If fine salt is your only option, be sure to start with a smaller size than required, as you can always add more, but never less. If your recipe doesn’t call for the addition of salt to create a crunchy texture, pickled salt is an effective substitute. As long as your salt dissolves and spreads evenly throughout the final dish—like in a soup, stew, or stew—there is no reason to use kosher salt other than the convenience of not having to buy two different types of salt.
|aids in the digestion of food and speeds up the metabolism process||enhance blood pressure and chances of cardiovascular diseases|
|reduces the chances of stroke||high quantity if bad for your bones|
|a great substitute for sports drink||can lead to the deterioration of your kidneys|
If you let regular salt dissolve into a dish, there shouldn’t be much difference in taste between plain refined salt and other gourmet salts. If you sprinkle your food with sea salt after cooking, it can have a different mouthfeel and a stronger burst of flavor than refined salt. Table salt is made up of several additional minerals, including iodine, which can make food bitter if you eat too much.
Health benefits of kosher salt
Kosher salt contains zero calories per gram and has a high amount of minerals in it. The sodium chloride in kosher salt balances hydrochloric acid levels in the body and promotes digestion. This also prevents your blood pressure from going high. Kosher salt is also effective in ridding your oral cavity of infectious organisms.
What makes kosher salt unique?
What makes kosher salt unique and useful is mainly its form and size. Kosher salt is flakier than other types of salts. It doesn’t dissolve immediately which makes it more presentable and easier to control since you can see how much you have added to your food.

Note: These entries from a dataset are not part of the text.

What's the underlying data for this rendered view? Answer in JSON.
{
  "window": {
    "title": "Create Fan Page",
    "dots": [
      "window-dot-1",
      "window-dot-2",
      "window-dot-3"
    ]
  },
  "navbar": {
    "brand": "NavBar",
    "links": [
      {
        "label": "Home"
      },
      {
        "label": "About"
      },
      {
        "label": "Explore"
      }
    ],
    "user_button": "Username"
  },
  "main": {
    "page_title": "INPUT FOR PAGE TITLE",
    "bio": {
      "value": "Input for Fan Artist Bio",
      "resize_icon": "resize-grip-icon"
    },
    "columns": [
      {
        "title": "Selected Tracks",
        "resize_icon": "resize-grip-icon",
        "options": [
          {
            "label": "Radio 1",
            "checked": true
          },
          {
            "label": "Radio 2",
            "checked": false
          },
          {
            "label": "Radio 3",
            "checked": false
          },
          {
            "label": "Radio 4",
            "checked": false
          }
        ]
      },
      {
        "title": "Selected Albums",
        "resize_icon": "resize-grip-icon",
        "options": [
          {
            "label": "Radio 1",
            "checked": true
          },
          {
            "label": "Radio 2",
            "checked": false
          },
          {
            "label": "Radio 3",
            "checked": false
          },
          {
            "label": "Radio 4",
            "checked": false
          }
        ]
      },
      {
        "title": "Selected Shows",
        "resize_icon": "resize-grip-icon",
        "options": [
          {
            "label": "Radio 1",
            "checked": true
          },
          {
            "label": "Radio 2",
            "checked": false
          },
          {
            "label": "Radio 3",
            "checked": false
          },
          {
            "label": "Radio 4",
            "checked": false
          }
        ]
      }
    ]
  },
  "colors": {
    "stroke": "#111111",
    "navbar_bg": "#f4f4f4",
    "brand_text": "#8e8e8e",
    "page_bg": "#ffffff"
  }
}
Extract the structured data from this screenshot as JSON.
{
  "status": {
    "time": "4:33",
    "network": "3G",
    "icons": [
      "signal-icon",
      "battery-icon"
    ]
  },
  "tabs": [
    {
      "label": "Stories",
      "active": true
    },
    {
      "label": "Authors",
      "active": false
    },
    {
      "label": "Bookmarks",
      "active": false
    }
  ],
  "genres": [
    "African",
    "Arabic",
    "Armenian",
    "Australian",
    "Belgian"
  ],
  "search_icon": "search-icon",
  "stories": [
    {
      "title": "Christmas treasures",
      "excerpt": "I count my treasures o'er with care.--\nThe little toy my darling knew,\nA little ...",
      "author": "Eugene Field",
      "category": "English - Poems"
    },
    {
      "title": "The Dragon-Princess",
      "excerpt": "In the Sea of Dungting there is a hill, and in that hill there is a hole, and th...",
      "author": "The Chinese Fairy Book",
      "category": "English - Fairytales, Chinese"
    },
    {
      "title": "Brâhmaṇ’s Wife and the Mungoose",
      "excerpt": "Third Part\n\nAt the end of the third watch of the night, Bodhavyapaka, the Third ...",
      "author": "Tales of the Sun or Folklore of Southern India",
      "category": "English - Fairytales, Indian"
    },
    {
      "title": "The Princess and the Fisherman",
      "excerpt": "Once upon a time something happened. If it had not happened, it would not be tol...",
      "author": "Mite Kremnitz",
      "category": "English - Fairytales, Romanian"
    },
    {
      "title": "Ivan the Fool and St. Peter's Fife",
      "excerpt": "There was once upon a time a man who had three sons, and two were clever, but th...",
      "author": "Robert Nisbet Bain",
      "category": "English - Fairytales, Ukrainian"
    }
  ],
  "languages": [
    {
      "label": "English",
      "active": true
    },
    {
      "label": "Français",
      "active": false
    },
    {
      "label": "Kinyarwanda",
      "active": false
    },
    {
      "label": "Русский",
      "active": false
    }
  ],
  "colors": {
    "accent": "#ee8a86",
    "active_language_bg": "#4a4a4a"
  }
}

Why not is every salt kosher?
Salt manufacturing uses anti-caking agents to control the grains from sticking, and kosher salt does not have these additives. Also, Kosher salt is free of iodine.